Treatment. Therapy Tree This generally starts with a remission induction therapy where a majority of the cancerous blasts are killed, followed by a maintenance therapy aimed at destroping the remaining leukemia cells to decrease the risk of relapse. Chemotherapy is the major form of remission induction therapy, though it can also be used for consolidation therapy. Depending on the genetic profile, targeted therapy drugs can attack specific cancer cell vulnerabilities with midostaurin (Rydapt). Arsenic trioxide (Trisenox) and all-trans retinoic acid (ATRA) can be used alone or in combination with chemotherapy for certain subtypes of AML. When possible, those treatments are generally complemented with a bone marrow transplant to help re-establish healthy stem cells.

Precision Medicine. The risk of the disease, the efficacy and the cost of the treatment, its side-effects and individual preferences provide a fertile ground to learn from the journey that has been experienced by other patients who share similar traits and serve as a basis on which Metadvice's recommendations are built on to point out existing clinical trials to try experimental treatments or new combinations of known therapies.

Chronic Lymphotic Leukemia

Overview.
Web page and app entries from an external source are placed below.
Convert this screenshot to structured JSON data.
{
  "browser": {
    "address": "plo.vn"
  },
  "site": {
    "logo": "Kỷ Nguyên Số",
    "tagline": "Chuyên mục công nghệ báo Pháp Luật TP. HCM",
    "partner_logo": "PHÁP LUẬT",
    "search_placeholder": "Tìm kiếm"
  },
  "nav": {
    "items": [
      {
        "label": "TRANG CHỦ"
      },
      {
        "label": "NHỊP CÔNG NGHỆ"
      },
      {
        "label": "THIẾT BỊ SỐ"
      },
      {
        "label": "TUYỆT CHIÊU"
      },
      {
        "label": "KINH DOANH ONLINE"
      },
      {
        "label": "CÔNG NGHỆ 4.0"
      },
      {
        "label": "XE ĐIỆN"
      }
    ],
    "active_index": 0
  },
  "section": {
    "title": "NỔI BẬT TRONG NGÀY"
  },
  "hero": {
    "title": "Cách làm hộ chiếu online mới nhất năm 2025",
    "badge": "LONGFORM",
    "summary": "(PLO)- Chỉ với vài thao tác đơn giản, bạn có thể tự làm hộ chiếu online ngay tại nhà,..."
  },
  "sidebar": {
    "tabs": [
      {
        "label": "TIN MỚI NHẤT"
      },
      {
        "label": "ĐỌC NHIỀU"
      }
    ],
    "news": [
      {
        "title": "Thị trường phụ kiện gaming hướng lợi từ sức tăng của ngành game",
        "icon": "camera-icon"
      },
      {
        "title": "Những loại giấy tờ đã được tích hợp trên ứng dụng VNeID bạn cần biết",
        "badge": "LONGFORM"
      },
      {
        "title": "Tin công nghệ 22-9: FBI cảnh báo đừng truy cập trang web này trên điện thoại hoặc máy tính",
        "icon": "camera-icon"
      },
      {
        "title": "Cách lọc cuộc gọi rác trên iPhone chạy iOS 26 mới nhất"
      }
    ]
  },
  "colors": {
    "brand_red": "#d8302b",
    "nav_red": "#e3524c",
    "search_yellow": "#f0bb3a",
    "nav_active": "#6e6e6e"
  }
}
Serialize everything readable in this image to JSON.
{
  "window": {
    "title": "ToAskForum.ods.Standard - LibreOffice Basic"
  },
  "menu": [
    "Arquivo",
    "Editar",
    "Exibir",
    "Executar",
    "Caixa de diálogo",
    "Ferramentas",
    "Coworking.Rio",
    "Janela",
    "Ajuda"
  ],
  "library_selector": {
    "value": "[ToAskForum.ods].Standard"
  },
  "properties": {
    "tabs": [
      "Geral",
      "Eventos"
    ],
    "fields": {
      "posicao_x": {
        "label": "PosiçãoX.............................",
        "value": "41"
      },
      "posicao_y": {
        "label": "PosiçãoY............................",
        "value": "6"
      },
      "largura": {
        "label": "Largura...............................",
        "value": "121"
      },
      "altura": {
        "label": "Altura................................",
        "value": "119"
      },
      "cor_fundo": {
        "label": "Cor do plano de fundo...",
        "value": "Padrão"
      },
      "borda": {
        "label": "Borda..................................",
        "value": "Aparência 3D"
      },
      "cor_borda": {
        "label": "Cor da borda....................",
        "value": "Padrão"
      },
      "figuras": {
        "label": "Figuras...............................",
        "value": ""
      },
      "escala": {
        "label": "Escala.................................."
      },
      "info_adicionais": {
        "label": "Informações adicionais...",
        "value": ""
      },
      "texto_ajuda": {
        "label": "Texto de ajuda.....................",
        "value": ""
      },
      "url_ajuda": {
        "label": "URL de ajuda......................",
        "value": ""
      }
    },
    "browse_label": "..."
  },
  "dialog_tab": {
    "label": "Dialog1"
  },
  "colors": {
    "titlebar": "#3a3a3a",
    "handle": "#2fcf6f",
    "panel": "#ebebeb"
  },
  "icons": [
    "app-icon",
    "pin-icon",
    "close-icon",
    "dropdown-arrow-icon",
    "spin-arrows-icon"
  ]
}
This is the most common leukemia in adults. It's a type of cancer that starts in cells that become certain white blood cells (called lymphocytes) in the bone marrow. When one of these cells changes and becomes a leukemia cell, it no longer matures the way it should and grows out of control. Often, it divides to make new cells faster than normal. Leukemia cells also don't die when they should. This allows them to build up in the bone marrow, crowding out normal cells. At some point, leukemia cells leave the bone marrow and spill into the bloodstream. This increases the number of white blood cells in the blood. Once in the blood, leukemia cells can spread to other organs, where they can prevent other cells in the body from functioning normally.

Diagnostic. Diagnostic Tree To diagnose chronic lymphotic leukemia, doctors will generally perform tests to count the number of B-cells (one type of lymphocyte) in a blood sample, determine the type of lymphocytes involved with a test called flow cytometry or immunophenotyping to determine if the increased number of lymphocytes is the result of an infection, and analyze lymphocytes for genetic abnormalities with a test called fluorescent in situ hybridisation (FISH).

Treatment. Treatment Tree People with early-stage chronic lymphocytic leukemia typically don't receive treatment, or when they do only through clinical trials. Studies have shown that early treatment doesn't extend lives for people with early-stage chronic lymphocytic leukemia. In intermediate / advanced stages, treatments include chemotherapy (single or combination od drugs), immunotherapy or occasionally bone marrow transplants.

Precision Medicine. The risk of the disease, the efficacy and the cost of the treatment, its side-effects and individual preferences provide a fertile ground to learn from the journey that has been experienced by other patients who share similar traits and serve as a basis on which Metadvice's recommendations are built on to point out existing clinical trials to try experimental treatments or new combinations of known therapies.